### WHAT THE EXERCISE ASKS:
All lines with the word "avatar" in the material below are required.

::: RECORD SET

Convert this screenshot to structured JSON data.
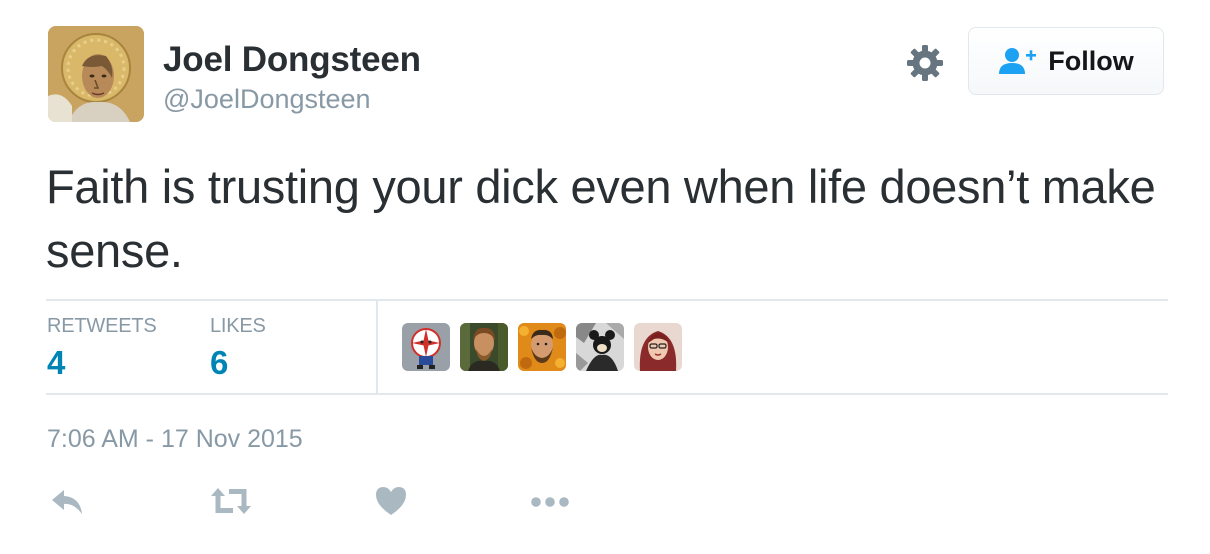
{
  "author": {
    "name": "Joel Dongsteen",
    "handle": "@JoelDongsteen"
  },
  "follow_button": {
    "label": "Follow",
    "icon": "add-user-icon"
  },
  "settings": {
    "icon": "gear-icon"
  },
  "tweet": {
    "text": "Faith is trusting your dick even when life doesn’t make sense.",
    "timestamp": "7:06 AM - 17 Nov 2015"
  },
  "stats": {
    "retweets_label": "RETWEETS",
    "retweets_value": "4",
    "likes_label": "LIKES",
    "likes_value": "6"
  },
  "likers": [
    {
      "name": "liker-avatar-1"
    },
    {
      "name": "liker-avatar-2"
    },
    {
      "name": "liker-avatar-3"
    },
    {
      "name": "liker-avatar-4"
    },
    {
      "name": "liker-avatar-5"
    }
  ],
  "actions": [
    {
      "icon": "reply-icon"
    },
    {
      "icon": "retweet-icon"
    },
    {
      "icon": "heart-icon"
    },
    {
      "icon": "more-icon"
    }
  ],
  "colors": {
    "text": "#292f33",
    "muted": "#8899a6",
    "link": "#0084b4",
    "follow_icon": "#1da1f2",
    "divider": "#e1e8ed"
  }
}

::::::

### YOUR SOLUTION:
      "name": "liker-avatar-1"
      "name": "liker-avatar-2"
      "name": "liker-avatar-3"
      "name": "liker-avatar-4"
      "name": "liker-avatar-5"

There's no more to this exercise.